**What to produce**: Set down the data again word for word. Skip any pictures.

BEGIN Material supplied

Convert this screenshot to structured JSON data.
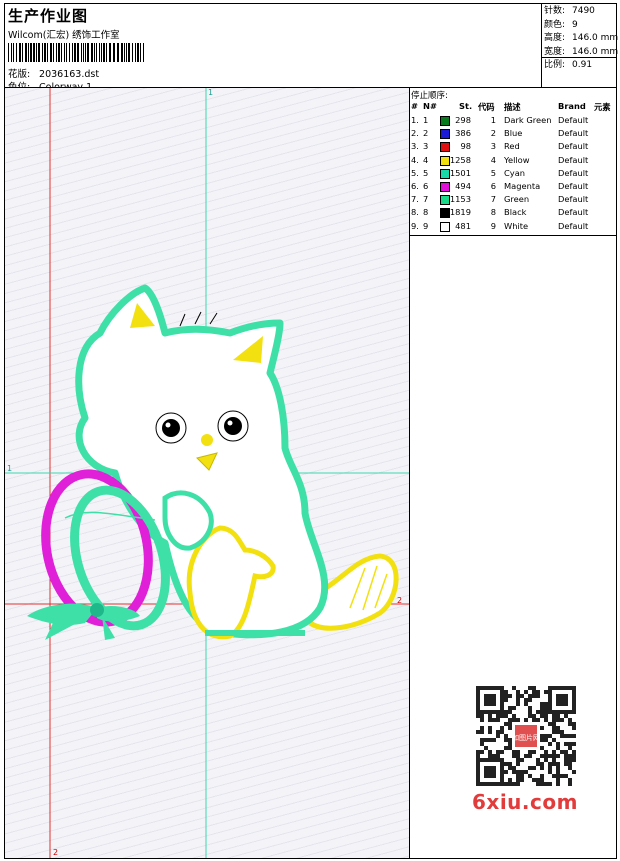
{
  "header": {
    "title": "生产作业图",
    "company": "Wilcom(汇宏) 绣饰工作室",
    "design_label": "花版:",
    "design_value": "2036163.dst",
    "colorway_label": "色位:",
    "colorway_value": "Colorway 1"
  },
  "stats": [
    {
      "label": "针数:",
      "value": "7490"
    },
    {
      "label": "颜色:",
      "value": "9"
    },
    {
      "label": "高度:",
      "value": "146.0 mm"
    },
    {
      "label": "宽度:",
      "value": "146.0 mm"
    },
    {
      "label": "比例:",
      "value": "0.91"
    }
  ],
  "guides": {
    "top_label": "1",
    "left_label": "1",
    "right_label": "2",
    "bottom_label": "2"
  },
  "stop_sequence": {
    "title": "停止顺序:",
    "columns": [
      "#",
      "N#",
      "St.",
      "代码",
      "描述",
      "Brand",
      "元素"
    ],
    "rows": [
      {
        "idx": "1.",
        "n": "1",
        "color": "#0a7a1e",
        "st": "298",
        "code": "1",
        "desc": "Dark Green",
        "brand": "Default"
      },
      {
        "idx": "2.",
        "n": "2",
        "color": "#1b1bd6",
        "st": "386",
        "code": "2",
        "desc": "Blue",
        "brand": "Default"
      },
      {
        "idx": "3.",
        "n": "3",
        "color": "#e01010",
        "st": "98",
        "code": "3",
        "desc": "Red",
        "brand": "Default"
      },
      {
        "idx": "4.",
        "n": "4",
        "color": "#f0e010",
        "st": "1258",
        "code": "4",
        "desc": "Yellow",
        "brand": "Default"
      },
      {
        "idx": "5.",
        "n": "5",
        "color": "#19d9a8",
        "st": "1501",
        "code": "5",
        "desc": "Cyan",
        "brand": "Default"
      },
      {
        "idx": "6.",
        "n": "6",
        "color": "#e010d8",
        "st": "494",
        "code": "6",
        "desc": "Magenta",
        "brand": "Default"
      },
      {
        "idx": "7.",
        "n": "7",
        "color": "#19d98a",
        "st": "1153",
        "code": "7",
        "desc": "Green",
        "brand": "Default"
      },
      {
        "idx": "8.",
        "n": "8",
        "color": "#000000",
        "st": "1819",
        "code": "8",
        "desc": "Black",
        "brand": "Default"
      },
      {
        "idx": "9.",
        "n": "9",
        "color": "#ffffff",
        "st": "481",
        "code": "9",
        "desc": "White",
        "brand": "Default"
      }
    ]
  },
  "watermark": {
    "brand_text": "6xiu.com",
    "seal_text": "如图片网"
  },
  "colors": {
    "guide_red": "#e03030",
    "guide_teal": "#3cd6b0",
    "outline_green": "#3ee0a8",
    "ear_yellow": "#f2e010",
    "ribbon_magenta": "#e020d8"
  }
}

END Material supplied

**Answer box**:
Convert this screenshot to structured JSON data.
{
  "header": {
    "title": "生产作业图",
    "company": "Wilcom(汇宏) 绣饰工作室",
    "design_label": "花版:",
    "design_value": "2036163.dst",
    "colorway_label": "色位:",
    "colorway_value": "Colorway 1"
  },
  "stats": [
    {
      "label": "针数:",
      "value": "7490"
    },
    {
      "label": "颜色:",
      "value": "9"
    },
    {
      "label": "高度:",
      "value": "146.0 mm"
    },
    {
      "label": "宽度:",
      "value": "146.0 mm"
    },
    {
      "label": "比例:",
      "value": "0.91"
    }
  ],
  "guides": {
    "top_label": "1",
    "left_label": "1",
    "right_label": "2",
    "bottom_label": "2"
  },
  "stop_sequence": {
    "title": "停止顺序:",
    "columns": [
      "#",
      "N#",
      "St.",
      "代码",
      "描述",
      "Brand",
      "元素"
    ],
    "rows": [
      {
        "idx": "1.",
        "n": "1",
        "color": "#0a7a1e",
        "st": "298",
        "code": "1",
        "desc": "Dark Green",
        "brand": "Default"
      },
      {
        "idx": "2.",
        "n": "2",
        "color": "#1b1bd6",
        "st": "386",
        "code": "2",
        "desc": "Blue",
        "brand": "Default"
      },
      {
        "idx": "3.",
        "n": "3",
        "color": "#e01010",
        "st": "98",
        "code": "3",
        "desc": "Red",
        "brand": "Default"
      },
      {
        "idx": "4.",
        "n": "4",
        "color": "#f0e010",
        "st": "1258",
        "code": "4",
        "desc": "Yellow",
        "brand": "Default"
      },
      {
        "idx": "5.",
        "n": "5",
        "color": "#19d9a8",
        "st": "1501",
        "code": "5",
        "desc": "Cyan",
        "brand": "Default"
      },
      {
        "idx": "6.",
        "n": "6",
        "color": "#e010d8",
        "st": "494",
        "code": "6",
        "desc": "Magenta",
        "brand": "Default"
      },
      {
        "idx": "7.",
        "n": "7",
        "color": "#19d98a",
        "st": "1153",
        "code": "7",
        "desc": "Green",
        "brand": "Default"
      },
      {
        "idx": "8.",
        "n": "8",
        "color": "#000000",
        "st": "1819",
        "code": "8",
        "desc": "Black",
        "brand": "Default"
      },
      {
        "idx": "9.",
        "n": "9",
        "color": "#ffffff",
        "st": "481",
        "code": "9",
        "desc": "White",
        "brand": "Default"
      }
    ]
  },
  "watermark": {
    "brand_text": "6xiu.com",
    "seal_text": "如图片网"
  },
  "colors": {
    "guide_red": "#e03030",
    "guide_teal": "#3cd6b0",
    "outline_green": "#3ee0a8",
    "ear_yellow": "#f2e010",
    "ribbon_magenta": "#e020d8"
  }
}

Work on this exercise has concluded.